Wisdom teeth are removed in a surgical operation, usually in the office of a dental surgeon or sometimes even at a hospital. If only one wisdom tooth is being removed, the dentist will apply a local anesthetic to numb the area. If several or all of the wisdom teeth are being removed, a general anesthetic may be administered. This will cause the patient to sleep through the entire procedure. You will typically not eat or drink anything the night before your surgery.

To remove the wisdom teeth, the dentist will cut open the gum tissue and remove any bone surrounding the tooth. He or she will then remove the tooth from any connecting tissue. Sometimes, the tooth has to be broken into small pieces to be more easily removed, especially if it is deeply impacted.

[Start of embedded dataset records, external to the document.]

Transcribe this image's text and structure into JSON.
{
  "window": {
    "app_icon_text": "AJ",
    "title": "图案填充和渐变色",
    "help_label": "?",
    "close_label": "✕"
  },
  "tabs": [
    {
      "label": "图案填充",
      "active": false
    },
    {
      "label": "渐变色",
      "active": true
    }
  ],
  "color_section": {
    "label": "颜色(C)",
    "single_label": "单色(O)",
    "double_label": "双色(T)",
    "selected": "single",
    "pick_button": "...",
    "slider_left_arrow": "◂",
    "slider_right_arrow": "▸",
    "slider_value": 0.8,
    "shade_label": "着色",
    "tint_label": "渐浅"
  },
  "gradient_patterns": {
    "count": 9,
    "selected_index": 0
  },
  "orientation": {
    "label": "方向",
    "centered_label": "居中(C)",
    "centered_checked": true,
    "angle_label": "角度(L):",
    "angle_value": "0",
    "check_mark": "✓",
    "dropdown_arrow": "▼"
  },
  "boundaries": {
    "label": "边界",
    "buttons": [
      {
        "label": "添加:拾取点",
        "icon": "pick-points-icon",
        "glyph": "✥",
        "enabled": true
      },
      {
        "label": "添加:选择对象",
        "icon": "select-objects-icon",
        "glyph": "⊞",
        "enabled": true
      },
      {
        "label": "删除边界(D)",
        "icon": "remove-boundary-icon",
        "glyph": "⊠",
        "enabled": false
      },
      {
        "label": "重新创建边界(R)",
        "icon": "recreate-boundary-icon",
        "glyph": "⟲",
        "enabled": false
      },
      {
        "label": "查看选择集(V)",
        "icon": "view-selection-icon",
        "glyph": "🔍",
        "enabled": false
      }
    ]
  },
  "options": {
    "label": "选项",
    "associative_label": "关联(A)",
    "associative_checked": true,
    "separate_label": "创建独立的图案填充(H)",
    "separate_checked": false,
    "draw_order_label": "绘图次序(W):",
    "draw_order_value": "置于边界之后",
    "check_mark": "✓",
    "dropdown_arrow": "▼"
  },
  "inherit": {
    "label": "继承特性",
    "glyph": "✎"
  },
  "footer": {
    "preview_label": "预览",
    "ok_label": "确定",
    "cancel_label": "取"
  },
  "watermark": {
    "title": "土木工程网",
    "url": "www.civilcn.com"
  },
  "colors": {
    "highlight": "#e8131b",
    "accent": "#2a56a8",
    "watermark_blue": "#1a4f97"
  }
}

Once the tooth is completely removed, including the roots, the dentist will stitch the area, usually with a dissolving stitch. The area is then packed with cotton gauze to stop the bleeding and the patient is moved to a recovery area. While in recovery, the patient is monitored to make sure the anesthetic is wearing off and there are no obvious complications. The patient will be sent home with instructions on diet, oral care, and medications.

Next week, we will look at the recovery process and the common complications that arise after wisdom tooth extractions.

The Basics of Root Canal

Dec 8th, 2009
Easton Dentists Mar 1st, 2017

A26D69VHQ3GT root canal is a treatment used to repair and save a tooth that is badly decayed or becomes infected. During a root canal procedure, the nerve and pulp are removed and the inside of the tooth is cleaned and sealed. Without treatment, the tissue surrounding the tooth will become infected and abscesses may form, causing further damage and extensive pain.

“Root canal” is the term used to describe the natural cavity within the center of the tooth. The pulp or pulp chamber is the soft area within the root canal. The tooth’s nerve lies within the root canal.

A tooth’s nerve is not vitally important to a tooth’s health and function after the tooth has emerged through the gums. Its only function is sensory — to provide the sensation of hot or cold. The presence or absence of a nerve will not affect the day-to-day functioning of the tooth.

What Damages a Tooth’s Nerve and Pulp?

A tooth’s nerve and pulp can become irritated, inflamed, and infected due to deep decay, repeated dental procedures on a tooth, and/or large fillings, a crack or chip in the tooth, or trauma to the face.

How do You Know if You Need a Root Canal?

Sometimes, symptoms are not apparent. However, signs you may need a root canal include:

  • Severe tooth pain upon chewing or application of pressure
  • Prolonged sensitivity/pain to heat or cold temperatures
  • Discoloration (a darkening) of the tooth
  • Swelling and tenderness in the nearby gums
  • A persistent or recurring pimple on the gums

What Happens During a Root Canal?

A root canal requires one or more office visits and can be performed by a dentist or endodontist, which is a dentist who specializes in the causes, diagnosis, prevention, and treatment of diseases and injuries of the human dental pulp or the nerve of the tooth. The choice of which type of dentist to use depends on the difficulty of the root canal procedure needed in your particular tooth and the general dentist’s comfort level in working on your tooth.